In making this criticism, and in speaking of Unger as "netting" the other in a set of philosophical theses corresponding to putatively already well-understood positions, I have in mind the contrasting practice of a philosopher like Wittgenstein, who might well be described as a pragmatist (in Unger's broad sense), but who, rather than representing pragmatism as a credo or set of theses to be affirmed or rejected, enacts or embodies his pragmatism in the way he writes philosophy: viz., a style which dispenses with traditional hierarchies of philosophical concerns, which stands in a relation of patient responsiveness to its interlocutors, no questions suppressed, each requiring a response. Unger speaks boldly about the entire Western philosophical tradition and its various limited "options," but the truly radical pragmatic experiments within it (like Wittgenstein's) appear unknown to him. He writes as if everyone were merely the representative of some well-understood "position" opposing a limited set of other well-understood positions. He shows little awareness that, after Wittgenstein, philosophical radicalism -- pragmatism, if you like -- might be felt as a demand on how one goes on writing philosophy, and not just on which already worked-out doctrines one affirms or denies.

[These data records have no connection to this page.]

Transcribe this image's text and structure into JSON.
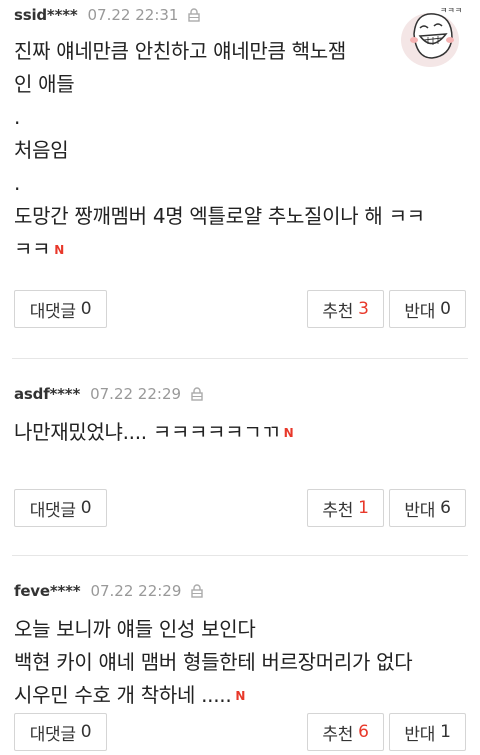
{
  "comments": [
    {
      "author": "ssid****",
      "time": "07.22 22:31",
      "lines": [
        "진짜 얘네만큼 안친하고 얘네만큼 핵노잼",
        "인 애들",
        ".",
        "처음임",
        ".",
        "도망간 짱깨멤버 4명 엑틀로얄 추노질이나 해 ㅋㅋ",
        "ㅋㅋ"
      ],
      "reply_label": "대댓글",
      "reply_count": "0",
      "recommend_label": "추천",
      "recommend_count": "3",
      "oppose_label": "반대",
      "oppose_count": "0"
    },
    {
      "author": "asdf****",
      "time": "07.22 22:29",
      "lines": [
        "나만재밌었냐.... ㅋㅋㅋㅋㅋㄱㄲ"
      ],
      "reply_label": "대댓글",
      "reply_count": "0",
      "recommend_label": "추천",
      "recommend_count": "1",
      "oppose_label": "반대",
      "oppose_count": "6"
    },
    {
      "author": "feve****",
      "time": "07.22 22:29",
      "lines": [
        "오늘 보니까 얘들 인성 보인다",
        "백현 카이 얘네 맴버 형들한테 버르장머리가 없다",
        "시우민 수호 개 착하네 ....."
      ],
      "reply_label": "대댓글",
      "reply_count": "0",
      "recommend_label": "추천",
      "recommend_count": "6",
      "oppose_label": "반대",
      "oppose_count": "1"
    }
  ],
  "new_badge": "N",
  "colors": {
    "accent_red": "#e8382a",
    "meta_gray": "#999999",
    "border": "#d5d5d5"
  },
  "icons": {
    "lock": "lock-icon",
    "avatar": "laughing-avatar-icon"
  }
}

Perhaps in the end the strengths and weaknesses of Unger's work are related. Inspiring in the survey it offers of Western thought, as well as in its radicalization of liberal political themes, the work remains mainly a political manifesto. Its subject, more than in Unger's previous work, is, of course, philosophy. But in this it is bound both to excite and disappoint the philosophical reader. For, as becomes plain here, to write about the subject of philosophy, however brilliantly, is not the same as achieving the radically open quality of philosophy itself.
 J. P. Sartre, Existentialism as Humanism, p. 63. ("The best way to conceive of the fundamental project of human reality is to say that man is the being whose project is to be God.")

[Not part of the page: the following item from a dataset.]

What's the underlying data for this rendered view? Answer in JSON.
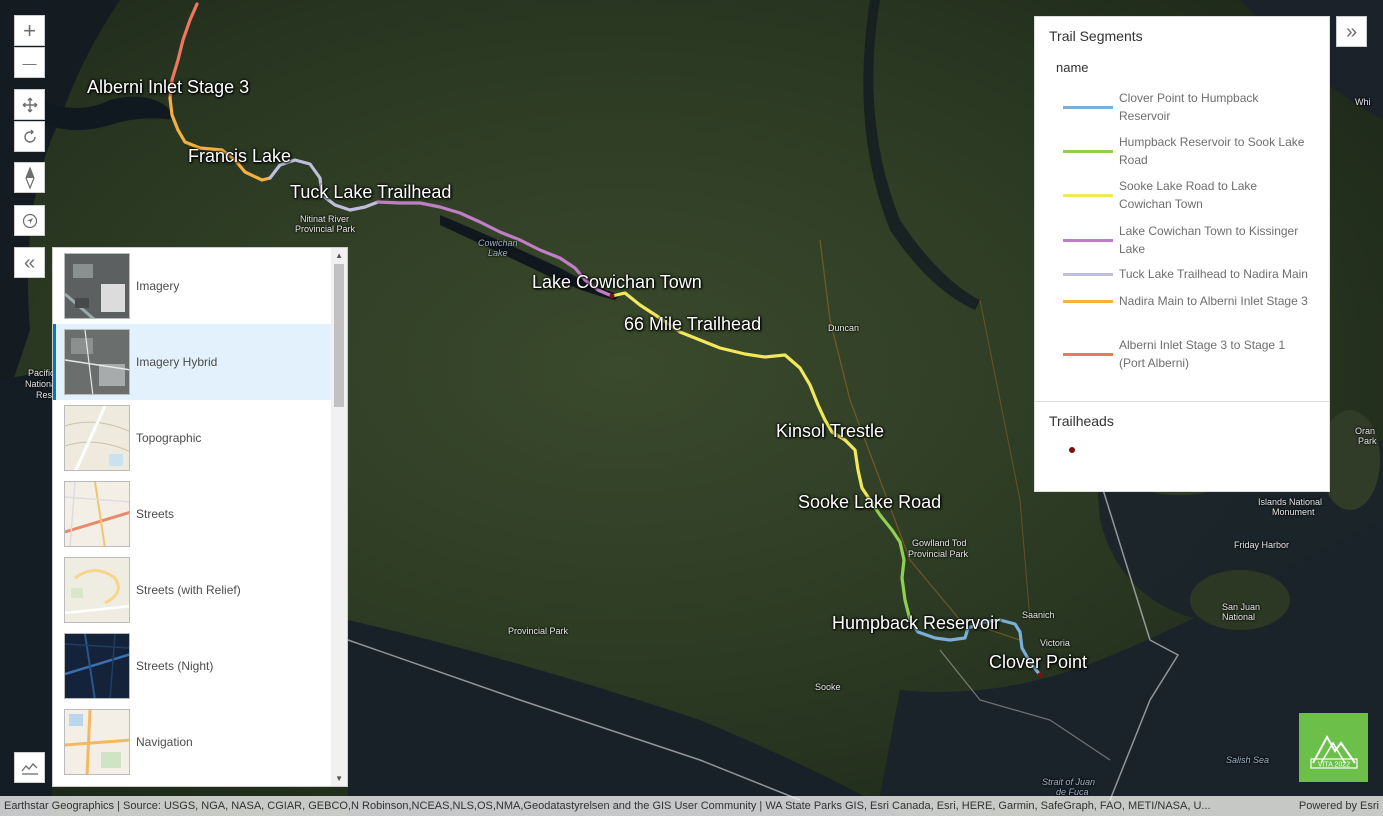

 For extended discussion, see my comments on Unger's Politics: Stone, "The Placement of Politics in Roberto Unger's Politics," Representations 30, 1990; reprinted in Law and the Order of Culture, ed. R. Post, University of California Press, 1991.
 The Self Awakened, p. 26.
 Ibid., p. 28.
 See, e.g., ibid, p. 54.
 Ibid., p. 40; my emphasis.